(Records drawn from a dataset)
□ □ □ □

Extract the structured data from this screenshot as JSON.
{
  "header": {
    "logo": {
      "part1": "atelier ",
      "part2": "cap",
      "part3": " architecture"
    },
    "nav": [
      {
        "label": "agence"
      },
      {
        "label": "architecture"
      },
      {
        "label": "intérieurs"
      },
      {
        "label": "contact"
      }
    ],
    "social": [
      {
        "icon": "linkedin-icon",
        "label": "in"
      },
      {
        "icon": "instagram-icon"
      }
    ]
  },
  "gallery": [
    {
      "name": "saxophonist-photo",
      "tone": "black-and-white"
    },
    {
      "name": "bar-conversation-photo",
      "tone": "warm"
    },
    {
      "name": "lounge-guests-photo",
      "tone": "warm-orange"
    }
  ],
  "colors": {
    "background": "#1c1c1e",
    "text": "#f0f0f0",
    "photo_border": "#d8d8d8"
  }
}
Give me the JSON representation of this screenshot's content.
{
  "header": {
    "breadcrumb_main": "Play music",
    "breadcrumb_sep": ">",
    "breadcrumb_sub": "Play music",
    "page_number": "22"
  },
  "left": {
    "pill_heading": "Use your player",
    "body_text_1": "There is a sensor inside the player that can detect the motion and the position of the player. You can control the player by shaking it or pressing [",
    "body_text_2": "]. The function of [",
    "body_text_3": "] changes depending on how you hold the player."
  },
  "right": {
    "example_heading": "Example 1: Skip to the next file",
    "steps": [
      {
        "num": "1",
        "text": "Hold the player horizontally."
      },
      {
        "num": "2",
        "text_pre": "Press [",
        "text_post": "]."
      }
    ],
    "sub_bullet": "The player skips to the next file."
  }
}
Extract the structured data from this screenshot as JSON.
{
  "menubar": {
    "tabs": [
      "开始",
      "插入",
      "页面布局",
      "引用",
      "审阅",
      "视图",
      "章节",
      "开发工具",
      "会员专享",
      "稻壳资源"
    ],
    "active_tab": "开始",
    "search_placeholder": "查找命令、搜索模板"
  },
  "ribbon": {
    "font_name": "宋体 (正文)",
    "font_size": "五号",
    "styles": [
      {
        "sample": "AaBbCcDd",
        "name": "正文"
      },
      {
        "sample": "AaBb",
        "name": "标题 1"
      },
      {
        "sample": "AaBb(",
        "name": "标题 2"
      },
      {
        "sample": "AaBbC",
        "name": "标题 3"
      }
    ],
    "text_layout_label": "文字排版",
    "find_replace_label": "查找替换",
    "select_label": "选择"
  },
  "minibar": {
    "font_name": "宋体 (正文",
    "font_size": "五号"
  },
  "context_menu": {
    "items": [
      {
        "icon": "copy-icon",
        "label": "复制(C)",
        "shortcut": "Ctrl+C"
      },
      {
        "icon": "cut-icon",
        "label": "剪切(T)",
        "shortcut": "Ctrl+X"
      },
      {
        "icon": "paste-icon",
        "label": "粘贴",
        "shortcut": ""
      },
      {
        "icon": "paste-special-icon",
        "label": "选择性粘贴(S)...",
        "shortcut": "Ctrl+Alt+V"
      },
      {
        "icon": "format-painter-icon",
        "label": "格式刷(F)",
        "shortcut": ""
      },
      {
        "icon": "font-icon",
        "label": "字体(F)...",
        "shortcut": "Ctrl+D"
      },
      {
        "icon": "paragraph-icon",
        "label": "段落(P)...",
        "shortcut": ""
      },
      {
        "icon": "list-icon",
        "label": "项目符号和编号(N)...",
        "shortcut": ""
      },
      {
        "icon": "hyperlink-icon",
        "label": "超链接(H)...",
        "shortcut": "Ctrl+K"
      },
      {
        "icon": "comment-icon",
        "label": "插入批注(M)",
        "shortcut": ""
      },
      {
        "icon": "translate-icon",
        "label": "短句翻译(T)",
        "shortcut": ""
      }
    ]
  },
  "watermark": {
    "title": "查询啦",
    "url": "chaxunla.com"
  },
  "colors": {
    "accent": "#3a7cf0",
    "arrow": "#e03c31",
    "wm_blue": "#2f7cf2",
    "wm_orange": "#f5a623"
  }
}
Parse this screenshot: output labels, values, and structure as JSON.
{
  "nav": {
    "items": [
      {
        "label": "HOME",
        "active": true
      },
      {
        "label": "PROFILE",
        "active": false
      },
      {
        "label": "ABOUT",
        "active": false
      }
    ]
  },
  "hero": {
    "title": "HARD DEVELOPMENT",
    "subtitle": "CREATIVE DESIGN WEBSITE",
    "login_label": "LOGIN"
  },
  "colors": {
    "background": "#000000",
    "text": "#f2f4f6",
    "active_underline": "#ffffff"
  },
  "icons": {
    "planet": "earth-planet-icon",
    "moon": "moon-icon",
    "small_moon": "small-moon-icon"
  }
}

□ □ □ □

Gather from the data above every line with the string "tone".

      "tone": "black-and-white"
      "tone": "warm"
      "tone": "warm-orange"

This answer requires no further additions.